Lost: One pair of socks, after being rocked off by Switchfoot at
the Ogden Theater last Saturday. If found, please return
The air was thick Saturday night at the Ogden Theater in
downtown Denver with a mix of cigarette smoke and the perspiration
of more than a few youth groupers.
The crowd awaited the fourth Colorado appearance since last
March of the San Diego rock group Switchfoot, with the energy of a
packed high school lunchroom.
The opening act, Copeland, effectively got the night off on the
right foot. These young rockers could be the best thing to come out
of Georgia since the Allman Brothers Band. Dirty South
Once Copeland had cleared their gear off the stage and the
stagehands had strategically placed enough water bottles on top of
the amps to quench any rock star thirst, the lights dimmed and the
silhouettes of four shaggy-haired surfers occupied the stage.

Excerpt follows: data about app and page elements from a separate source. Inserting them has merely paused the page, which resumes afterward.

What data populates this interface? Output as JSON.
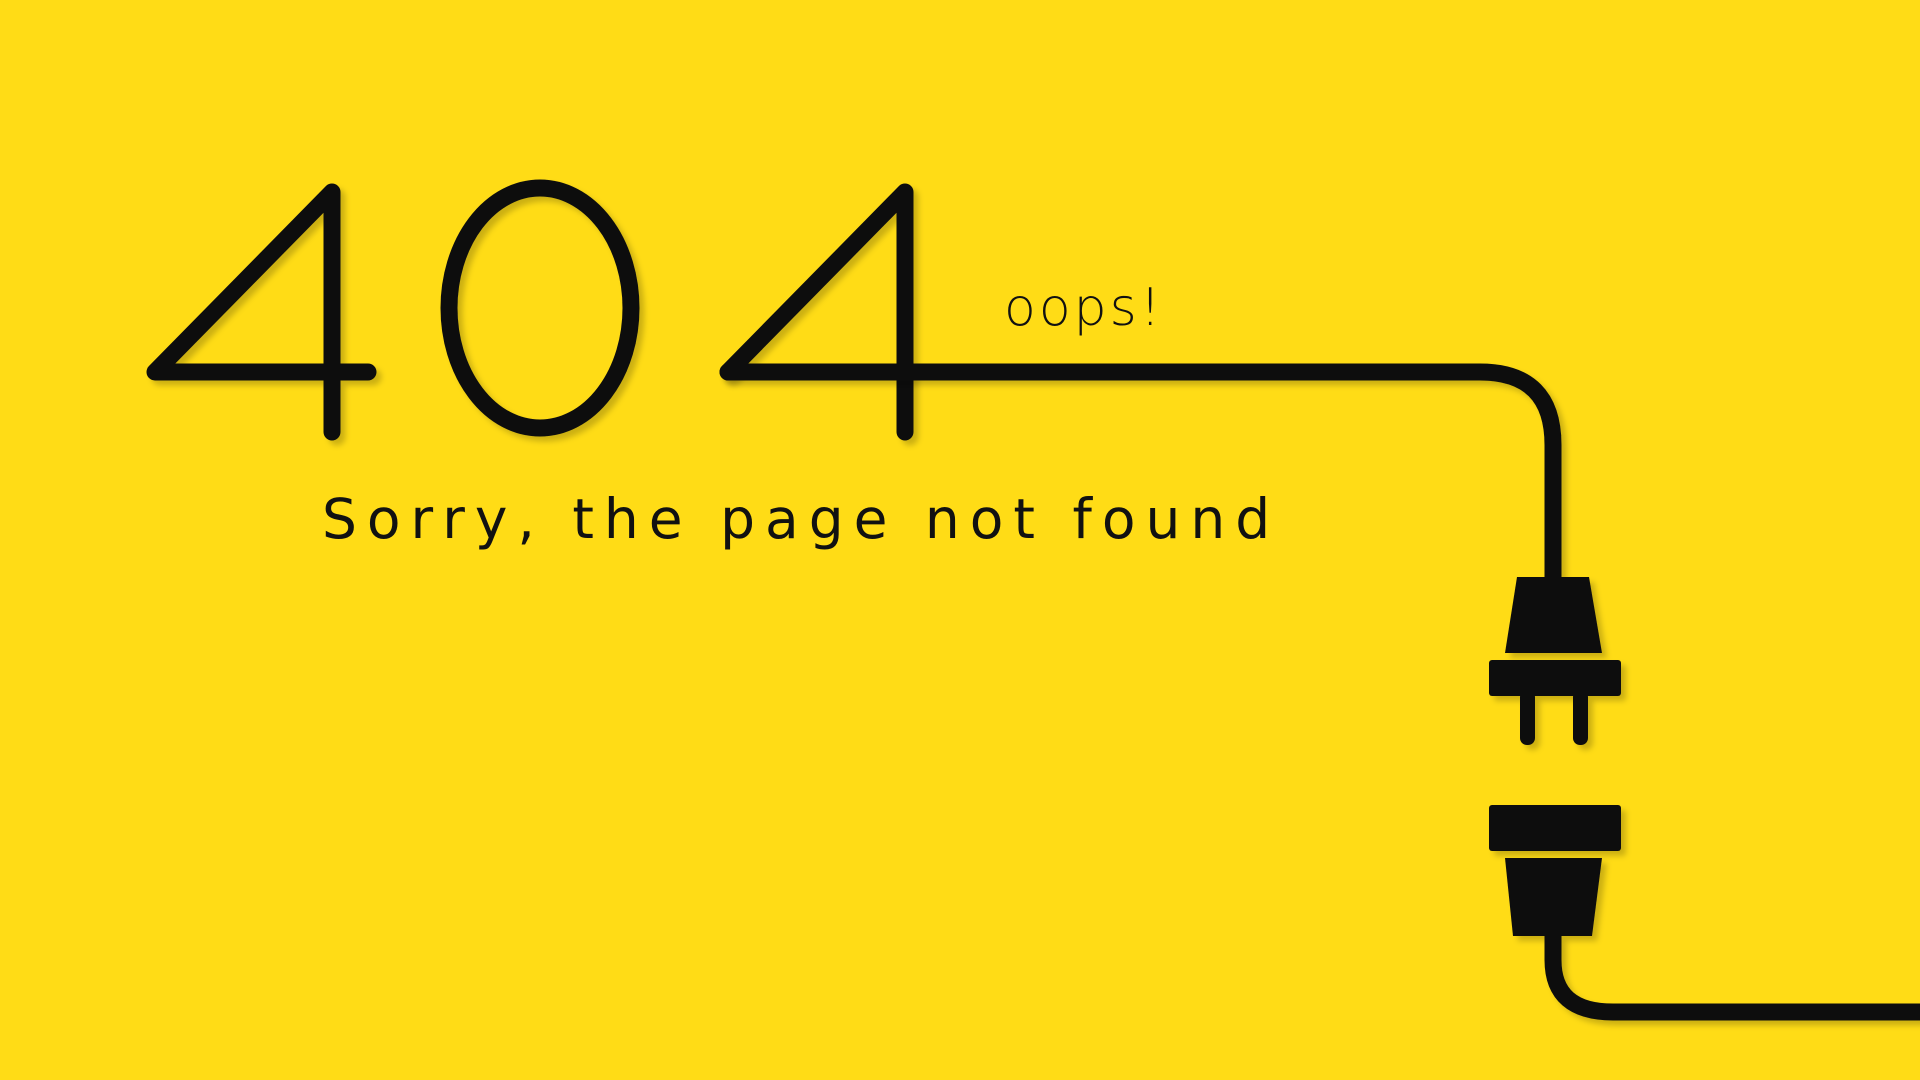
{
  "page": {
    "background_color": "#FFDC16",
    "ink_color": "#111111",
    "error_code": "404",
    "exclamation": "oops!",
    "message": "Sorry, the page not found"
  },
  "illustration": {
    "icon": "unplugged-power-cord-icon"
  }
}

Ambient noise began to fill the theater and as the stage lights
flashed on, the band known as Switchfoot launched into the
high-energy crowd pleaser “Dare You To Move” and filled the next
hour with their left-coast brand of rock and/or roll.
Since the release of their newest album, “The Beautiful
Letdown,” in February 2003, Switchfoot has been on the road almost
nonstop. The band is currently on tour behind the release of its
first concert DVD, “Live In San Diego,” which hit shelves on March
23, and its newest single, a reworked version of “Dare You To
Move,” a song that originally appeared on the band’s 2000 release,
“Learning To Breathe.”
Despite being smack dab in the middle of a four-night run, the
band played with enough energy to make one think the show was a
one-off in their hometown. Highlights included rare performances of
“New Way To Be Human” and “Redemption” as well as blatantly
hard-rocking versions of “Ammunition” and “Meant To Live.”
God bless electric guitars and power chords.
After a full band rendition of “Only Hope,” a song made popular
by Mandy Moore in the film “A Walk To Remember,” lead singer Jon
Foreman made sure the audience knew that the cell phone had
replaced the lighter, a comment that was followed by nearly every
cell phone in the venue being thrust into the air.
The group’s energy carried through the entire set, ripping
through 12 songs in just over an hour, before wrapping up with the
sing-along, “Gone” and leaving the crowd with the sentiment that
life is still worth living.
The set was full of sonic interludes to newly tweaked versions
of songs new and old. If one thing can be said of a Switchfoot
concert, it is that the band aims to please the audience by
exploring every musical nuance of each song.
The boys in Switchfoot manage to improve on their studio effort,
without compromising the integrity of the music.
That is what live performance is all about. Switchfoot has it
down, and they are only getting better.